## What is needed
Which lines of the data include the string "Target"? List them all.

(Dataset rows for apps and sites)

+ + +

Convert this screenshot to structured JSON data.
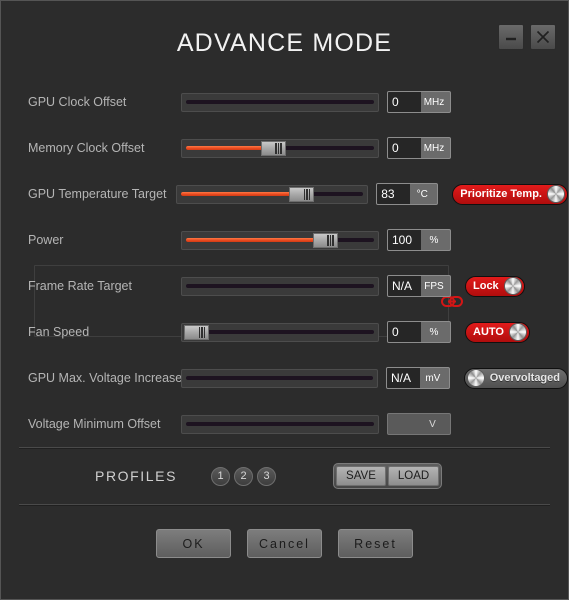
{
  "window": {
    "title": "ADVANCE MODE",
    "minimize_icon": "minimize-icon",
    "close_icon": "close-icon"
  },
  "rows": [
    {
      "label": "GPU Clock Offset",
      "value": "0",
      "unit": "MHz",
      "fill_percent": 0,
      "thumb_percent": -100,
      "disabled_box": false,
      "toggle": null
    },
    {
      "label": "Memory Clock Offset",
      "value": "0",
      "unit": "MHz",
      "fill_percent": 46,
      "thumb_percent": 46,
      "disabled_box": false,
      "toggle": null
    },
    {
      "label": "GPU Temperature Target",
      "value": "83",
      "unit": "°C",
      "fill_percent": 66,
      "thumb_percent": 66,
      "disabled_box": false,
      "toggle": {
        "label": "Prioritize Temp.",
        "state": "on",
        "knob_side": "right"
      }
    },
    {
      "label": "Power",
      "value": "100",
      "unit": "%",
      "fill_percent": 77,
      "thumb_percent": 77,
      "disabled_box": false,
      "toggle": null
    },
    {
      "label": "Frame Rate Target",
      "value": "N/A",
      "unit": "FPS",
      "fill_percent": 0,
      "thumb_percent": -100,
      "disabled_box": false,
      "toggle": {
        "label": "Lock",
        "state": "on",
        "knob_side": "right"
      }
    },
    {
      "label": "Fan Speed",
      "value": "0",
      "unit": "%",
      "fill_percent": 0,
      "thumb_percent": 0,
      "disabled_box": false,
      "toggle": {
        "label": "AUTO",
        "state": "on",
        "knob_side": "right"
      }
    },
    {
      "label": "GPU Max. Voltage Increase",
      "value": "N/A",
      "unit": "mV",
      "fill_percent": 0,
      "thumb_percent": -100,
      "disabled_box": false,
      "toggle": {
        "label": "Overvoltaged",
        "state": "off",
        "knob_side": "left"
      }
    },
    {
      "label": "Voltage Minimum Offset",
      "value": "",
      "unit": "V",
      "fill_percent": 0,
      "thumb_percent": -100,
      "disabled_box": true,
      "toggle": null
    }
  ],
  "link_icon": "chain-link-icon",
  "profiles": {
    "title": "PROFILES",
    "slots": [
      "1",
      "2",
      "3"
    ],
    "save_label": "SAVE",
    "load_label": "LOAD"
  },
  "footer": {
    "ok_label": "OK",
    "cancel_label": "Cancel",
    "reset_label": "Reset"
  },
  "colors": {
    "accent_red": "#cc1111",
    "slider_fill": "#e8471e",
    "window_bg": "#2c2c2c"
  }
}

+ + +

## Solution for this task
      "label": "GPU Temperature Target",
      "label": "Frame Rate Target",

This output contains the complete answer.